Food for thought

Work by Annette Koehnen

Food for thought

A maker of things, an artist, an artisan, they all think about everything they do.

Why make a particular thing, and in a particular way, from a particular material, to have a particular appeal? The common denominator here is thought. At each stage, from conception to presentation, thought has gone into everything. Each hammer blow, measurement taken, careful selection and composition. And nothing is left to chance, every surface and edge considered.


When we see a carefully crafted object that we desire, we often stop thinking about anything but our wish to own it. However, if we continue to look, we might see the time and care that has gone into making it. And if we look longer still, we will begin to perceive the thought that has been invested by the maker. Thought is what allows original things to be made. 

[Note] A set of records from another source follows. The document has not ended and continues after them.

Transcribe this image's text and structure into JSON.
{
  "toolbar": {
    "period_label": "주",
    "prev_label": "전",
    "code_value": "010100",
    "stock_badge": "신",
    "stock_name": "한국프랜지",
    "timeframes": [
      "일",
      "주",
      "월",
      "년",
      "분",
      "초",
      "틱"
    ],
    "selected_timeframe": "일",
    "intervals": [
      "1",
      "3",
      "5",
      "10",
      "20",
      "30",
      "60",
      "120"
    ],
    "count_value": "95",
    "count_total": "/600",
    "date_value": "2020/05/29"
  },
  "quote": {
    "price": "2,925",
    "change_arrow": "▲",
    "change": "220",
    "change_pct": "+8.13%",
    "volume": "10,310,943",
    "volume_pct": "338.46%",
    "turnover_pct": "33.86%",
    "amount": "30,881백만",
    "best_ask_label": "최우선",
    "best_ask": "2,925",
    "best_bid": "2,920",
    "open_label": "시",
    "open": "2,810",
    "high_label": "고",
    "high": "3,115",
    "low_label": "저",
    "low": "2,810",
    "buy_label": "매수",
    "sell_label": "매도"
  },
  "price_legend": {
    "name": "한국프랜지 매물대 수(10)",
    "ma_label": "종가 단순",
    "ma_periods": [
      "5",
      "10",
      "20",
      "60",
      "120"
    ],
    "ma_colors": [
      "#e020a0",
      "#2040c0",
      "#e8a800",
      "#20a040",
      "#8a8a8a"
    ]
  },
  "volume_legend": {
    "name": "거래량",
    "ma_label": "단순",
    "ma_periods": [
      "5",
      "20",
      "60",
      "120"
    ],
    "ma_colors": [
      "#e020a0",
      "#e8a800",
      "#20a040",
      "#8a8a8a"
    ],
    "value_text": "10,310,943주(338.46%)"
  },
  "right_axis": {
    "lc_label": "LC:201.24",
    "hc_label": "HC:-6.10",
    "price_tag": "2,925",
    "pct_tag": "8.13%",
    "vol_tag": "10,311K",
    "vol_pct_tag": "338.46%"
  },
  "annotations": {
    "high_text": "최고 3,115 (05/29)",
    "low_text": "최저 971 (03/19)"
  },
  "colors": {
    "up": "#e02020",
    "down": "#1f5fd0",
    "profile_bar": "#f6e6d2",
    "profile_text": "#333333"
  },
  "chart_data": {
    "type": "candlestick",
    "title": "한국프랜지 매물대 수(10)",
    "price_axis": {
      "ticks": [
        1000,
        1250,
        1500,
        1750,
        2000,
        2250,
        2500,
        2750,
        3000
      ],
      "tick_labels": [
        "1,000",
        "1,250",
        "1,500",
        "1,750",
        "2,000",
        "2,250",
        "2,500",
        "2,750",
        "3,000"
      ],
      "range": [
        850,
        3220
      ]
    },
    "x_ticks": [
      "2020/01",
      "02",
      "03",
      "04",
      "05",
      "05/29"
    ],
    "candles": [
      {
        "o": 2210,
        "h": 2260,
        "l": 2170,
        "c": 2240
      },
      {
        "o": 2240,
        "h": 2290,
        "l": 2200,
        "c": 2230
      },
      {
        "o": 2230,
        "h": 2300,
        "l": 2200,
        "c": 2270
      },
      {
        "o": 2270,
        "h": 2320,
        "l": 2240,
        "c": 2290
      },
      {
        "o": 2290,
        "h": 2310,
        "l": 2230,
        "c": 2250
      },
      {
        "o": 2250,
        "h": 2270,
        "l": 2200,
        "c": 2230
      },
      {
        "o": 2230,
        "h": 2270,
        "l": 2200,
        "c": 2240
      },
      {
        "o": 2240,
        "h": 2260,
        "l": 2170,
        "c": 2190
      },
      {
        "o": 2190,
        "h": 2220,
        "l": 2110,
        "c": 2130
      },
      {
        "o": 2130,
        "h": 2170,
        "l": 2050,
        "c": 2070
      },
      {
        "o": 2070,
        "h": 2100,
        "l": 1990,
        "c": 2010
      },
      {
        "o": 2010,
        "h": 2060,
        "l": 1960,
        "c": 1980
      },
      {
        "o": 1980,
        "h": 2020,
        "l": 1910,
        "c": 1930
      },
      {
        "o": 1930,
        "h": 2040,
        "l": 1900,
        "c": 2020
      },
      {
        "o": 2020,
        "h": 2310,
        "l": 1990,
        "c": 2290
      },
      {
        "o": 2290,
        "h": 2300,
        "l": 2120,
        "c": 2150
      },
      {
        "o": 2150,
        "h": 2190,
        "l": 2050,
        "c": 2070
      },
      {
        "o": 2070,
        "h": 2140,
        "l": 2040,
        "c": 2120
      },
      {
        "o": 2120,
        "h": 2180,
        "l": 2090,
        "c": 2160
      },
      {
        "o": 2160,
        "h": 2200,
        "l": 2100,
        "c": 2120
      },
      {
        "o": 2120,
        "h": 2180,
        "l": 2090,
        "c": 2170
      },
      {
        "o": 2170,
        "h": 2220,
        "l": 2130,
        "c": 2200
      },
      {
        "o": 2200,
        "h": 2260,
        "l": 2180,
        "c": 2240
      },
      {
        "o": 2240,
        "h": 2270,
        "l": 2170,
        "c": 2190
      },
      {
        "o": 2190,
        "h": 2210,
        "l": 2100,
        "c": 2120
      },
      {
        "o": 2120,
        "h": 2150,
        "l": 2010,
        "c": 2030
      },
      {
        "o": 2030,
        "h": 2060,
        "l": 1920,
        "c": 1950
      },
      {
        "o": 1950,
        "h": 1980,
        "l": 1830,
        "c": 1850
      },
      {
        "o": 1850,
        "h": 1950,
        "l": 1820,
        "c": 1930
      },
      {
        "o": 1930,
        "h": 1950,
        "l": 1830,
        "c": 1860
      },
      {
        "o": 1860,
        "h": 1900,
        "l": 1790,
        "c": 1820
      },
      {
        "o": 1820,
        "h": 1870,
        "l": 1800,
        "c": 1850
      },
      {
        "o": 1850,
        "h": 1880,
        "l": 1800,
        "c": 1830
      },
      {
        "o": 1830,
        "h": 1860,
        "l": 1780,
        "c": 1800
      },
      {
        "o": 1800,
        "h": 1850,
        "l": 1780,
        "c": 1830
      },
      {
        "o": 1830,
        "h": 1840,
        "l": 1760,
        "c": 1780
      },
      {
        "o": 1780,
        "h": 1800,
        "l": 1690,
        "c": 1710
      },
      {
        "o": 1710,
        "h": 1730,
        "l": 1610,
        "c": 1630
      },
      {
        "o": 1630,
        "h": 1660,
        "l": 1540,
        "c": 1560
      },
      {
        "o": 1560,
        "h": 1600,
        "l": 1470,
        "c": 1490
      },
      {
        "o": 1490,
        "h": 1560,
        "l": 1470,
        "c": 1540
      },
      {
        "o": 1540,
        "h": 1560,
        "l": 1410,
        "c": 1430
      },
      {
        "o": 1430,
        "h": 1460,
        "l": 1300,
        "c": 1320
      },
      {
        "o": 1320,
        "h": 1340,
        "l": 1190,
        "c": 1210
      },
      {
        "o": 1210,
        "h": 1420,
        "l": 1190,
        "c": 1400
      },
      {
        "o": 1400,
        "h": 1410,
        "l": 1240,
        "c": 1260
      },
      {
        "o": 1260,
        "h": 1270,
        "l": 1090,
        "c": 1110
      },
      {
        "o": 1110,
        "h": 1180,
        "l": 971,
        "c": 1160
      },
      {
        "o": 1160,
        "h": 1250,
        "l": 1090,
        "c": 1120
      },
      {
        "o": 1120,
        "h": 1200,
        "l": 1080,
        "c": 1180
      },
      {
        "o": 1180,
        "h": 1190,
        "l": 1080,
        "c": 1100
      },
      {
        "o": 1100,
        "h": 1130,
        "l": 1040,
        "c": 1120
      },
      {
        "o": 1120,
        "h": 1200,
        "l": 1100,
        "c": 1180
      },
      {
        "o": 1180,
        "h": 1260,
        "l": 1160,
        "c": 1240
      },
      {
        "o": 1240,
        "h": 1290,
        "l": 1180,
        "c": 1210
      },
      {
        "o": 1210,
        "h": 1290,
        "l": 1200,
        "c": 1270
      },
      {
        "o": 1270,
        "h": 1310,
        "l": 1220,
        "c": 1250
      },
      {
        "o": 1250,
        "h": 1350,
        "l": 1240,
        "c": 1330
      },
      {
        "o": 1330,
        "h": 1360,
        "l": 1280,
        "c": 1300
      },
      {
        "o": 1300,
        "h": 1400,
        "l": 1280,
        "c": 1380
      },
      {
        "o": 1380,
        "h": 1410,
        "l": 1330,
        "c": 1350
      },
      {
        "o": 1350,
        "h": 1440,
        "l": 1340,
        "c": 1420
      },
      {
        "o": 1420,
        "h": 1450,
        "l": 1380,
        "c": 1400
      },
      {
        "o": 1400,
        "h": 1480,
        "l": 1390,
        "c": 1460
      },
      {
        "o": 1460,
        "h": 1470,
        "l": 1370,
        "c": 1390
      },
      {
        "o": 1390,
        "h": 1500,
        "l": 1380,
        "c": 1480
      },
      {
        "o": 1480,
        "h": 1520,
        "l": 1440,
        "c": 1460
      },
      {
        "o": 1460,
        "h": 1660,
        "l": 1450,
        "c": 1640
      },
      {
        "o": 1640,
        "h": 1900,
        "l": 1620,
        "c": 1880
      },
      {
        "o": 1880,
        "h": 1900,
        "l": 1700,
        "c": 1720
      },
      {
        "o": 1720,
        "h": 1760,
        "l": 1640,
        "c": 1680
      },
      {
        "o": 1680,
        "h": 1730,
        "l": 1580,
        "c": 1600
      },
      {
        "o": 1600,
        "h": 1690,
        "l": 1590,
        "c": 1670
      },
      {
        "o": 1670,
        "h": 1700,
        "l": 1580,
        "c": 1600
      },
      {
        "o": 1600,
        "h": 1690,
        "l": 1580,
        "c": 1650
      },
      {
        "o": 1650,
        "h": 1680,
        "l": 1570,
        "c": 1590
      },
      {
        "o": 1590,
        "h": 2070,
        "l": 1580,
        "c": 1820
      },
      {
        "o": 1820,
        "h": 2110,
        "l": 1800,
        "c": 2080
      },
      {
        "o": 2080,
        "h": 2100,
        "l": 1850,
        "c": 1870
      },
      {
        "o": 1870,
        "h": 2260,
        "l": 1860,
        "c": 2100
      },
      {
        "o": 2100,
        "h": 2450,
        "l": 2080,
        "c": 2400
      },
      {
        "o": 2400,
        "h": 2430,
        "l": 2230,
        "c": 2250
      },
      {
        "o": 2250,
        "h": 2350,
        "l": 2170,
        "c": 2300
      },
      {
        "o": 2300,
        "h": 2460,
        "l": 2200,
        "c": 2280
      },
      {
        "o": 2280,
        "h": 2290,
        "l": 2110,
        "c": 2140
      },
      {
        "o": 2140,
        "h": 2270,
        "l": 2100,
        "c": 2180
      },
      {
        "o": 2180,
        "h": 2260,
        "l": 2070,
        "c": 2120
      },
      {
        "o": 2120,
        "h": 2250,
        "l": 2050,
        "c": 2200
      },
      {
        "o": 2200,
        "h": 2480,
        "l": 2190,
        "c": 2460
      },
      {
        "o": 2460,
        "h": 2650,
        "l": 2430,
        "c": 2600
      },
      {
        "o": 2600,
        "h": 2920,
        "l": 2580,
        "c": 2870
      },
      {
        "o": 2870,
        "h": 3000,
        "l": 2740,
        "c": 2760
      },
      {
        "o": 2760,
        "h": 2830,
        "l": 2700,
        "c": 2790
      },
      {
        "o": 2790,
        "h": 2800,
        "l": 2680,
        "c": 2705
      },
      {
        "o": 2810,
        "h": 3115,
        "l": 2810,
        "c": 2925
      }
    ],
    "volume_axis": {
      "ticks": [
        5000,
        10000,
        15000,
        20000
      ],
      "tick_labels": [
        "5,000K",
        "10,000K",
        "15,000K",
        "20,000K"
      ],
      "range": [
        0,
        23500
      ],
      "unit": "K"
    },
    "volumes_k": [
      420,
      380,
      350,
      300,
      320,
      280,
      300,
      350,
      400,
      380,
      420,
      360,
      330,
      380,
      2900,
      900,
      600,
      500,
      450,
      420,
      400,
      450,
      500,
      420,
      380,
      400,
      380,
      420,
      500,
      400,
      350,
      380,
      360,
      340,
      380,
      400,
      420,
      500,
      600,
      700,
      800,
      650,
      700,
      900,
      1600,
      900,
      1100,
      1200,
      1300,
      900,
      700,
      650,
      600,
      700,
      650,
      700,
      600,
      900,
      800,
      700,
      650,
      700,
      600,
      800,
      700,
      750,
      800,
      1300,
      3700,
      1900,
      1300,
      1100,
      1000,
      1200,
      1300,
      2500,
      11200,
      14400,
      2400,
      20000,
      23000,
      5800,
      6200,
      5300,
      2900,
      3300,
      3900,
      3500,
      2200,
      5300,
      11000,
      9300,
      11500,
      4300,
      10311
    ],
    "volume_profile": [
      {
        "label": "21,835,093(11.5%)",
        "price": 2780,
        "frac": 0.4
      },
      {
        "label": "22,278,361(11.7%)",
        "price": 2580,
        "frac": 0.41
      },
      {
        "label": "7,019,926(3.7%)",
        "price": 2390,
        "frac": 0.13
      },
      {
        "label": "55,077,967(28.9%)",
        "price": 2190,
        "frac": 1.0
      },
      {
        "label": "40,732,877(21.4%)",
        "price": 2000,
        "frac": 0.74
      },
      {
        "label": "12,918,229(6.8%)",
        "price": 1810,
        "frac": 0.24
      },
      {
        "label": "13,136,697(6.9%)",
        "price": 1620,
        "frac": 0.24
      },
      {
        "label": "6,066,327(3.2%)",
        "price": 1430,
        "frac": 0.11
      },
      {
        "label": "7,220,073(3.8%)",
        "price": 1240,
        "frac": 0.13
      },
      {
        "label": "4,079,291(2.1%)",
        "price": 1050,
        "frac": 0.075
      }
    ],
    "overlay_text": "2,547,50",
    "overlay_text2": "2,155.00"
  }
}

The only things that actually belong to you are your thoughts. The same is true for a maker. Your thoughts are unique to you. Just like an artist’s are unique to them. Your thoughts didn’t exist before you did. If you have good ones, they may outlast you, they are of your own creation. But when you leave, you no longer have any hold on them and if you have shared them with other people, they will do with them what they like or let them fade away.

When you buy a thing of beauty created by another person, are you buying their time and materials? Or have you actually purchased something else? Far more personal and precious? Now you possess an object that is actually a collection of thoughts frozen in time. Thoughts from someone else’s mind that appeal to you. They have shared their thoughts with you and in exchange you give them money with which they may well buy food. Is that a fair exchange? Thoughts to feed your mind. Food for thought?

Cabinets of Curiosity

We are curious makers of things, things we dream up ourselves. Remarkable, useful, beautiful and original things. Sometimes they are made entirely by hand, sometimes partly by machine, in the future perhaps by robots. May be not robots. Always with an eye for detail and with an element of fun.

If you care to follow this blog and join our journey, we’ll share our successes and (occasional) failures with you and hopefully you’ll become a frequent visitor. Suppose that depends on us keeping you entertained. So let’s get on with the words and pictures.

Work in progress


© Gerard Scanlan and Cabinetsof, 2015 -2019. Unauthorized use and/or duplication of this material without express and written permission from this site’s author and/or owner is strictly prohibited. Excerpts and links may be used, provided that full and clear credit is given to Gerard Scanlan and with appropriate and specific direction to the original content.